• **TRY IT**
Below are the records to retype. Keep every character exactly and leave out the pictures.
----------------------------------------
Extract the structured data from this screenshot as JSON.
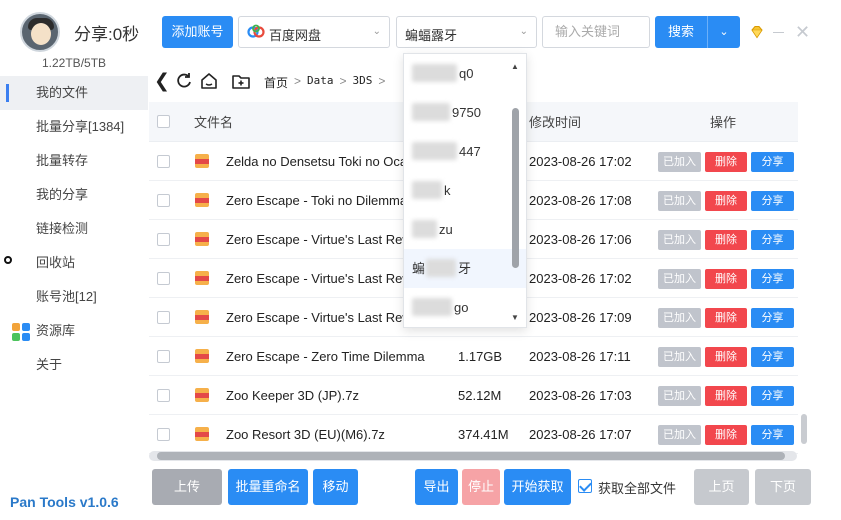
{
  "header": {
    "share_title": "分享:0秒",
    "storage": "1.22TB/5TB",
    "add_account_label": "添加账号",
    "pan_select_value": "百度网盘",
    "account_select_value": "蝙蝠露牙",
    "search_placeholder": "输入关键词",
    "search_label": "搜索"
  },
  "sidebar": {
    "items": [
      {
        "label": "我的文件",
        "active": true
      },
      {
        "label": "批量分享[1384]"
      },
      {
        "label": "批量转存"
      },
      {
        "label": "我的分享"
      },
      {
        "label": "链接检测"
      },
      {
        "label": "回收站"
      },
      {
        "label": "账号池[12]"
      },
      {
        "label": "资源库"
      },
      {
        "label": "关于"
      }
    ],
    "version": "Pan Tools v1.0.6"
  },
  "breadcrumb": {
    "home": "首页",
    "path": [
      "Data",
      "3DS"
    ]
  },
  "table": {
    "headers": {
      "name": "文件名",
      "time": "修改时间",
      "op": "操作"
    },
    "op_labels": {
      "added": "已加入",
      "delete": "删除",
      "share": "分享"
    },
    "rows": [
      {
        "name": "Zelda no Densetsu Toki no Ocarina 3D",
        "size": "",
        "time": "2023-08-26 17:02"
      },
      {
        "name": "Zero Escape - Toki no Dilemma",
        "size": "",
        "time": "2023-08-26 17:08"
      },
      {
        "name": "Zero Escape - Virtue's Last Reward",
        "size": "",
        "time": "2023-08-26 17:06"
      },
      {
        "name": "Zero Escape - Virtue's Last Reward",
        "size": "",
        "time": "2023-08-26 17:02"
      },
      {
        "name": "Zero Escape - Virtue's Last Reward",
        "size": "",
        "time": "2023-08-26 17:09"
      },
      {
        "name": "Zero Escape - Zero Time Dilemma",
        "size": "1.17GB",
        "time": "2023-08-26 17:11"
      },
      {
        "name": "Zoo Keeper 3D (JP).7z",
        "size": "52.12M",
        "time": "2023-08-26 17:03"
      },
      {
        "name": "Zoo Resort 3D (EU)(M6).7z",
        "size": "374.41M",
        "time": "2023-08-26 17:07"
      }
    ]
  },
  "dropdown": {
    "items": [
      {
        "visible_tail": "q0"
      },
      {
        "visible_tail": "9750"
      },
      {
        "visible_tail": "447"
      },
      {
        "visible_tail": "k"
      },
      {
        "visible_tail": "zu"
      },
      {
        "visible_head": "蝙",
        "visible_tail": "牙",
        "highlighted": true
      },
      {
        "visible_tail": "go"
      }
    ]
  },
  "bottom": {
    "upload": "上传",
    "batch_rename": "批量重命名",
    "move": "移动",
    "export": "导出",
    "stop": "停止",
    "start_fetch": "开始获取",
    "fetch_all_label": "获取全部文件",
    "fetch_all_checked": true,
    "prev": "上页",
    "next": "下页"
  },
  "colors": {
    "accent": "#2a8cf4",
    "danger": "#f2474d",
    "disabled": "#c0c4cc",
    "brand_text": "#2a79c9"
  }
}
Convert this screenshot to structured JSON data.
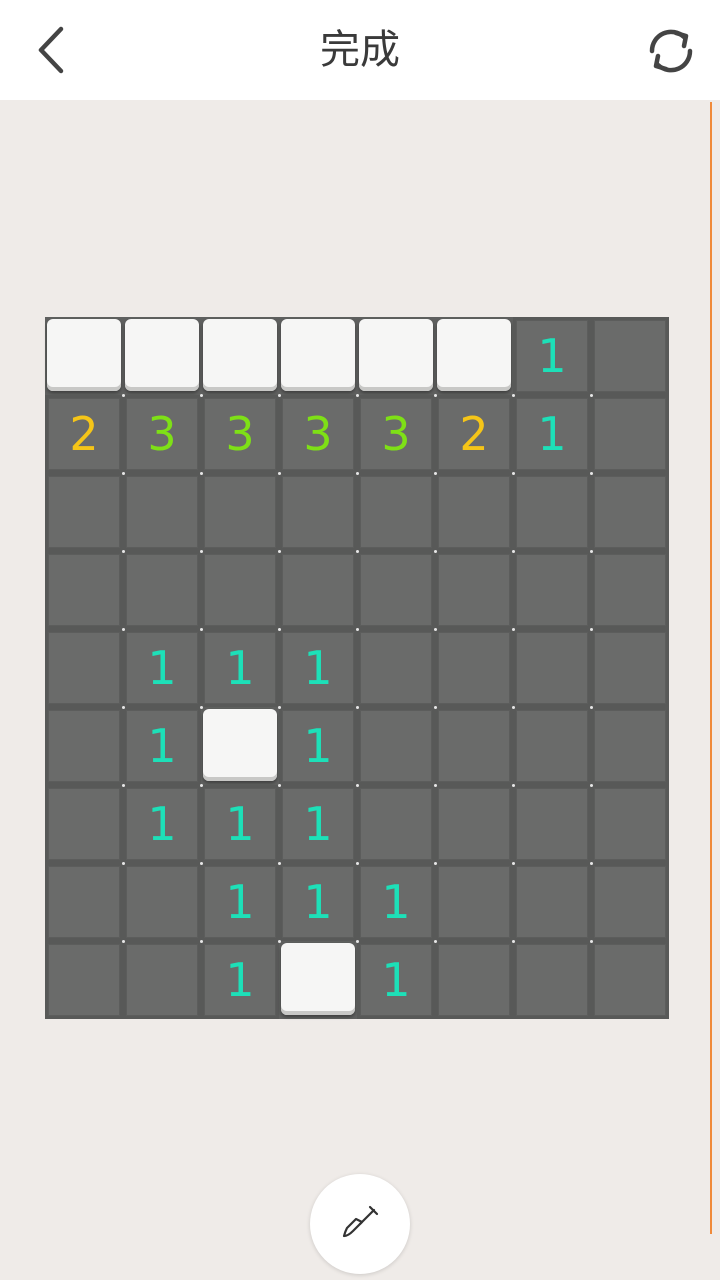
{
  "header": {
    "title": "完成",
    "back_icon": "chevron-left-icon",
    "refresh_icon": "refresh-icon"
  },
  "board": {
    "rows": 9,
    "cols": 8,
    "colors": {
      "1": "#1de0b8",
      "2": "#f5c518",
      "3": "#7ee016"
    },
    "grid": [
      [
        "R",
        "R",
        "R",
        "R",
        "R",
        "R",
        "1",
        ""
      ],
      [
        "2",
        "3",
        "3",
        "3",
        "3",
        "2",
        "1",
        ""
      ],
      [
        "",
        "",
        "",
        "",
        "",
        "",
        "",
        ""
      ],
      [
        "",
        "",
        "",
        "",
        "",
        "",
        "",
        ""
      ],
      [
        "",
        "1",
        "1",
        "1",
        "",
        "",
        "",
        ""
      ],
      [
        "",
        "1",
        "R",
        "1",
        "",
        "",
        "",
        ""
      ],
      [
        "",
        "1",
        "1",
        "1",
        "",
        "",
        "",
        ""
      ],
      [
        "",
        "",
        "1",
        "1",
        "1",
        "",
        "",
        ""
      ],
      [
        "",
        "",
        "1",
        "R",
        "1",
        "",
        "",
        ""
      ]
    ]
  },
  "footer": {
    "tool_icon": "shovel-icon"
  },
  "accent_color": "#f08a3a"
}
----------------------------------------
• **WRITTEN SOLUTION**
Extract the structured data from this screenshot as JSON.
{
  "header": {
    "share_title": "分享:0秒",
    "storage": "1.22TB/5TB",
    "add_account_label": "添加账号",
    "pan_select_value": "百度网盘",
    "account_select_value": "蝙蝠露牙",
    "search_placeholder": "输入关键词",
    "search_label": "搜索"
  },
  "sidebar": {
    "items": [
      {
        "label": "我的文件",
        "active": true
      },
      {
        "label": "批量分享[1384]"
      },
      {
        "label": "批量转存"
      },
      {
        "label": "我的分享"
      },
      {
        "label": "链接检测"
      },
      {
        "label": "回收站"
      },
      {
        "label": "账号池[12]"
      },
      {
        "label": "资源库"
      },
      {
        "label": "关于"
      }
    ],
    "version": "Pan Tools v1.0.6"
  },
  "breadcrumb": {
    "home": "首页",
    "path": [
      "Data",
      "3DS"
    ]
  },
  "table": {
    "headers": {
      "name": "文件名",
      "time": "修改时间",
      "op": "操作"
    },
    "op_labels": {
      "added": "已加入",
      "delete": "删除",
      "share": "分享"
    },
    "rows": [
      {
        "name": "Zelda no Densetsu Toki no Ocarina 3D",
        "size": "",
        "time": "2023-08-26 17:02"
      },
      {
        "name": "Zero Escape - Toki no Dilemma",
        "size": "",
        "time": "2023-08-26 17:08"
      },
      {
        "name": "Zero Escape - Virtue's Last Reward",
        "size": "",
        "time": "2023-08-26 17:06"
      },
      {
        "name": "Zero Escape - Virtue's Last Reward",
        "size": "",
        "time": "2023-08-26 17:02"
      },
      {
        "name": "Zero Escape - Virtue's Last Reward",
        "size": "",
        "time": "2023-08-26 17:09"
      },
      {
        "name": "Zero Escape - Zero Time Dilemma",
        "size": "1.17GB",
        "time": "2023-08-26 17:11"
      },
      {
        "name": "Zoo Keeper 3D (JP).7z",
        "size": "52.12M",
        "time": "2023-08-26 17:03"
      },
      {
        "name": "Zoo Resort 3D (EU)(M6).7z",
        "size": "374.41M",
        "time": "2023-08-26 17:07"
      }
    ]
  },
  "dropdown": {
    "items": [
      {
        "visible_tail": "q0"
      },
      {
        "visible_tail": "9750"
      },
      {
        "visible_tail": "447"
      },
      {
        "visible_tail": "k"
      },
      {
        "visible_tail": "zu"
      },
      {
        "visible_head": "蝙",
        "visible_tail": "牙",
        "highlighted": true
      },
      {
        "visible_tail": "go"
      }
    ]
  },
  "bottom": {
    "upload": "上传",
    "batch_rename": "批量重命名",
    "move": "移动",
    "export": "导出",
    "stop": "停止",
    "start_fetch": "开始获取",
    "fetch_all_label": "获取全部文件",
    "fetch_all_checked": true,
    "prev": "上页",
    "next": "下页"
  },
  "colors": {
    "accent": "#2a8cf4",
    "danger": "#f2474d",
    "disabled": "#c0c4cc",
    "brand_text": "#2a79c9"
  }
}
Convert this screenshot to structured JSON data.
{
  "header": {
    "title": "完成",
    "back_icon": "chevron-left-icon",
    "refresh_icon": "refresh-icon"
  },
  "board": {
    "rows": 9,
    "cols": 8,
    "colors": {
      "1": "#1de0b8",
      "2": "#f5c518",
      "3": "#7ee016"
    },
    "grid": [
      [
        "R",
        "R",
        "R",
        "R",
        "R",
        "R",
        "1",
        ""
      ],
      [
        "2",
        "3",
        "3",
        "3",
        "3",
        "2",
        "1",
        ""
      ],
      [
        "",
        "",
        "",
        "",
        "",
        "",
        "",
        ""
      ],
      [
        "",
        "",
        "",
        "",
        "",
        "",
        "",
        ""
      ],
      [
        "",
        "1",
        "1",
        "1",
        "",
        "",
        "",
        ""
      ],
      [
        "",
        "1",
        "R",
        "1",
        "",
        "",
        "",
        ""
      ],
      [
        "",
        "1",
        "1",
        "1",
        "",
        "",
        "",
        ""
      ],
      [
        "",
        "",
        "1",
        "1",
        "1",
        "",
        "",
        ""
      ],
      [
        "",
        "",
        "1",
        "R",
        "1",
        "",
        "",
        ""
      ]
    ]
  },
  "footer": {
    "tool_icon": "shovel-icon"
  },
  "accent_color": "#f08a3a"
}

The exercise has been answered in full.